We need to wean our institutions entirely off government aid. We ought to abandon entirely the project of promoting “social justice” through the state – this state, anyway, in its secular senile dementia – and become the most aggressively anti-government force this side of bomb-throwing anarchists. The secular state is our enemy, as the Communist Polish government was the enemy of its people, and the larger and stronger it gets, the easier it will find the task of persecuting our clergy, closing our churches, and re-educating our children. No, we don’t want the government offering health care, or haircuts, or collecting one more penny in tax than it takes to protect innocent life, guard the borders, and keep the roads free of fallen meteorites.
Instead of using the Church’s money to lobby Congress to pass Obamacare, or hire lawyers (as some dioceses do) to represent illegal immigrants, we ought to pour every penny into keeping our school doors open, running our own soup kitchens and hospitals, and fighting Leviathan’s tentacles wherever they try to reach. (As a symbolic gesture and a nice payback for all that the U.S. government is trying to do to our Church, the Vatican ought to offer asylum to Edward Snowden.) Our enemy is the state – this state. We’ve seen that we cannot ride the beast; it is time to break its kneecaps and bring it to heel. Just as we once joined with Jews to fight religious teaching in public schools because it was Protestant, now we must make common cause with libertarians to cripple the state because it is Jacobin.
Our other task is harder: if we wish to stand up for marriage, it’s time for our Church’s institutions to start acting as if they believed in it. I have a simple, painful, five-point plan for Catholics, which if undertaken would make of believers prophetic witnesses to the reality of marriage in the face of the pale, pansexual temporary sex contract that our laws call by that name. Consider this a gauntlet thrown down before our bishops:
- Each pastor should require of couples who wish to marry that they be trained in the methods and moral underpinnings of Natural Family Planning. This should be a non-negotiable part of Catholic marriage preparation. (It would help with credibility if some NFP instructors could step forth who have fewer than seven children; I’ve never met one, but I’m sure they’re out there.)
- A boilerplate “covenant” prenuptial agreement should be drawn up by our bishops and provided to pastors, which binds Catholic spouses to lifelong marriage, renounces divorce and remarriage, and awards all community property to the wronged party in any civil divorce. In states where “covenant marriage” is on the books – as it should be in all 50 – pastors must require that couples contract one, or find some other fancy building for their ceremony. I don’t know that our corrupt courts would enforce any such agreements, but forcing people to sign them will weed out the unserious. Anyone who objects is admitting in advance that he lacks sacramental intent. Give him directions to City Hall.
- A civil divorce should no longer be a prerequisite for an annulment, but its legal aftermath. Catholics unsure of their marriage’s validity should be required, on pain of excommunication, to await the Church’s judgment before they seek the remedies of the state.
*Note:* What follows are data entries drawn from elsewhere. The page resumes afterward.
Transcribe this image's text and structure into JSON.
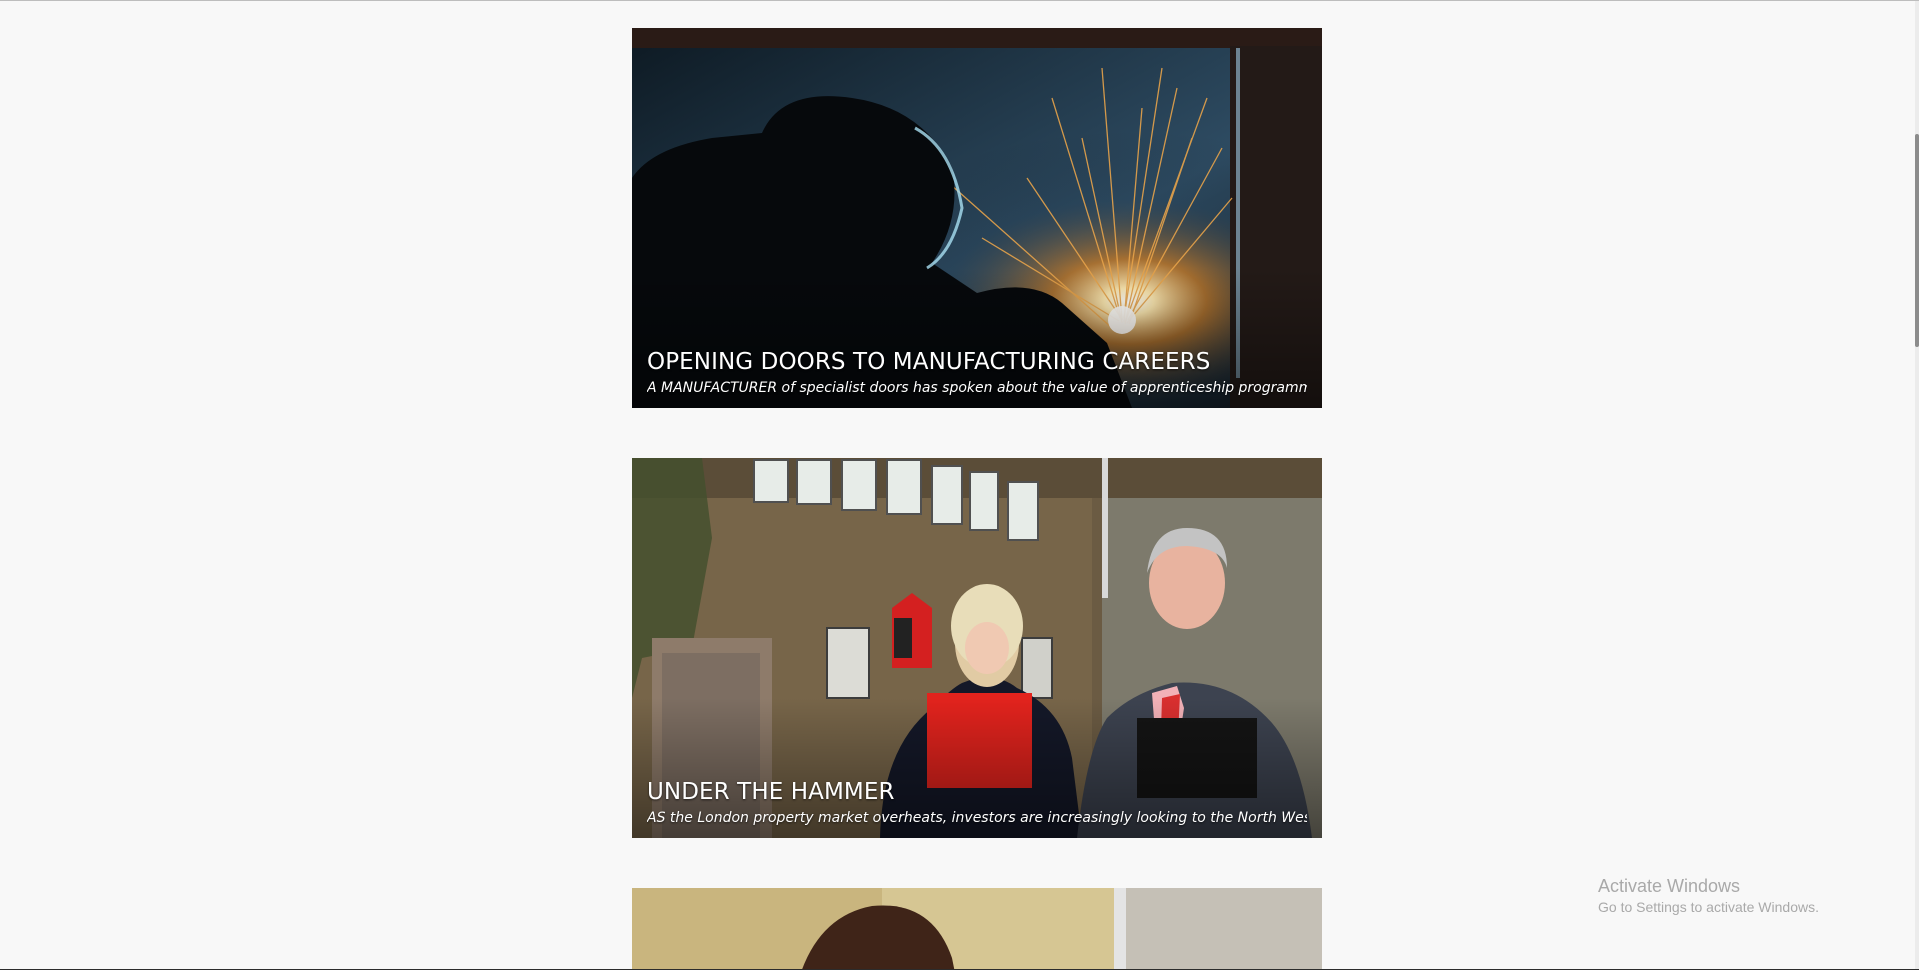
{
  "articles": [
    {
      "title": "OPENING DOORS TO MANUFACTURING CAREERS",
      "excerpt": "A MANUFACTURER of specialist doors has spoken about the value of apprenticeship programmes..."
    },
    {
      "title": "UNDER THE HAMMER",
      "excerpt": "AS the London property market overheats, investors are increasingly looking to the North West..."
    },
    {
      "title": "",
      "excerpt": ""
    }
  ],
  "windows_notice": {
    "title": "Activate Windows",
    "subtitle": "Go to Settings to activate Windows."
  },
  "colors": {
    "background": "#f8f8f8",
    "card_text": "#ffffff",
    "watermark_text": "#a9a9a9"
  }
}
- Annulment tribunals should, of course, be much stricter in their application of canon law, especially with marriages contracted after measures 1, 2, and 3 have been enacted. While the ease with which a Catholic marriage can be annulled is scandalous, the state of catechesis and marriage prep has been so abysmal for 40 years that many of the marriages our bishops are annulling might really deserve it; if either party, going into a marriage, secretly thinks that divorce and remarriage might be an option, that might be enough to invalidate the bond. That’s the seed of the cancer which we must root out; it’s not so much the annulments we approve that are scandalous farces, but many of the weddings.
- The party whose intent was found to be defective in any annulment should have to wait 3-5 years before contracting a Catholic marriage, complete a rigorous marriage prep that fully explicates the conditions of the sacrament, and, of course, sign a “covenant” pre-nup so that this never happens again.
In other words, put plainly, instead of trying to direct traffic in the public square while our own house is in disarray, we should fight off Caesar’s soldiers and make of our Church a beacon and an example. I seem to remember that one major world religion spoke of being a “city on a hill.” That sounds like a good idea.